The most recent Heritage At Risk register was published in August. There were 5,828 entries. Although the effect of increasingly extreme weather is difficult to quantify, many list erosion and weathering as a problem. The cold winters of 2009 and 2010 also caused serious problems at several sites, including Castle Acre Priory in Norfolk, a monastic site dating back to 1090, and the 12th century Framlingham Castle in Suffolk. “The frost is a real issue. In the past two severe winters, hard frost caused huge damage to standing ruins in the east of England. The chalk in the stonework deteriorates. We understand the process and know we can’t stop it.”

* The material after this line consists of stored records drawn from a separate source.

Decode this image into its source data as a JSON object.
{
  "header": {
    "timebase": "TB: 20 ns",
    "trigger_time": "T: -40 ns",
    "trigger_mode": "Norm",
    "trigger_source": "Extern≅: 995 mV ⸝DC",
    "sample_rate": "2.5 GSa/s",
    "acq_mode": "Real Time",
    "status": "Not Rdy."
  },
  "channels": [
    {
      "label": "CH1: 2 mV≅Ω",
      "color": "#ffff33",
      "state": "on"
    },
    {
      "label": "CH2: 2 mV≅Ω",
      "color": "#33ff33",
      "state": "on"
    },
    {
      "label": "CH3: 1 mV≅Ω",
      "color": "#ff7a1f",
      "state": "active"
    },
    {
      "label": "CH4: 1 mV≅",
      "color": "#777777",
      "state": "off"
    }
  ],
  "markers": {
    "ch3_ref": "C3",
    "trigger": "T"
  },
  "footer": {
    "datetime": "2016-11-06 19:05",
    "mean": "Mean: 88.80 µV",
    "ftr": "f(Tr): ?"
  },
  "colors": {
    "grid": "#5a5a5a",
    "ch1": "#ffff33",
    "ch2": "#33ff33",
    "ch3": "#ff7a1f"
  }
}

In Norwich, the medieval city walls have suffered damage as a result of the salt used on the roads in cold weather. The National Trust has also pointed to a rise in threats from extreme weather – specifically torrential rainfall. “The weather is much more extreme in the UK than it used to be. Between 1985 and 2007 I have never had to turn out due to emergency flooding. It has been four times since then.” Severe flooding in Tewkesbury affected several National Trust properties, including Basildon Park. The 12th century Tewkesbury Abbey also had water come in through the doors. In 2009, the devastating floods in Cockermouth, in the Lake District, hit the birthplace of William Wordsworth. National Trust employees had to wade through waist deep water to salvage the collection of furniture, artworks and documents. “Our emphasis must now be on prevention. We are trying to put aside more [money] than we ever have before to deal with this issue.”
America’s weather is stuck on extreme. -
Nearly 11 feet of snow has fallen on Anchorage, Alaska, this winter. That’s almost a record, and it’s forcing the city to haul away at least 250,000 tons of snow. Not much snow has dropped on the Lower 48 states this year.
The first three months of 2012 have seen twice the normal number of tornadoes. And 36 states set DAILY HIGH TEMPERATURE RECORDS Thursday. So far this month, the U.S. has set 1,757 DAILY HIGH TEMPERATURE RECORDS. That’s similar to the number during last summer’s heat wave. Six RARE, but not unprecedented, March tornadoes struck Thursday in Michigan, which also set 26 HEAT RECORDS. Temperatures were in the 80s in some parts of the state. Nationwide, there have been 132 tornadoes confirmed in January and February, with preliminary reports of more than 150 already in March.
Europe’s chief scientist warns against climate delays
BRUSSELS (Reuters) – The European Union cannot use the economic slowdown as an excuse to delay action on fighting climate change, the bloc’s first-ever chief scientific adviser has warned.
Molecular biologist Anne Glover took on the newly created role reporting to European Commission President Jose Manuel Barroso at the start of this year, having previously served as chief scientific adviser to Scotland’s devolved government.
Asteroid 2012 EG5 Close Call 04/02/2012 – Condition Code 9
Weird weather: heat, twisters, 250K tons of snow
WASHINGTON (AP) — America’s weather is stuck on extreme.
Nearly 11 feet of snow has fallen on Anchorage, Alaska, this winter. That’s almost a record, and it’s forcing the city to haul away at least 250,000 tons of snow. Yet not much snow has dropped on the Lower 48 this year.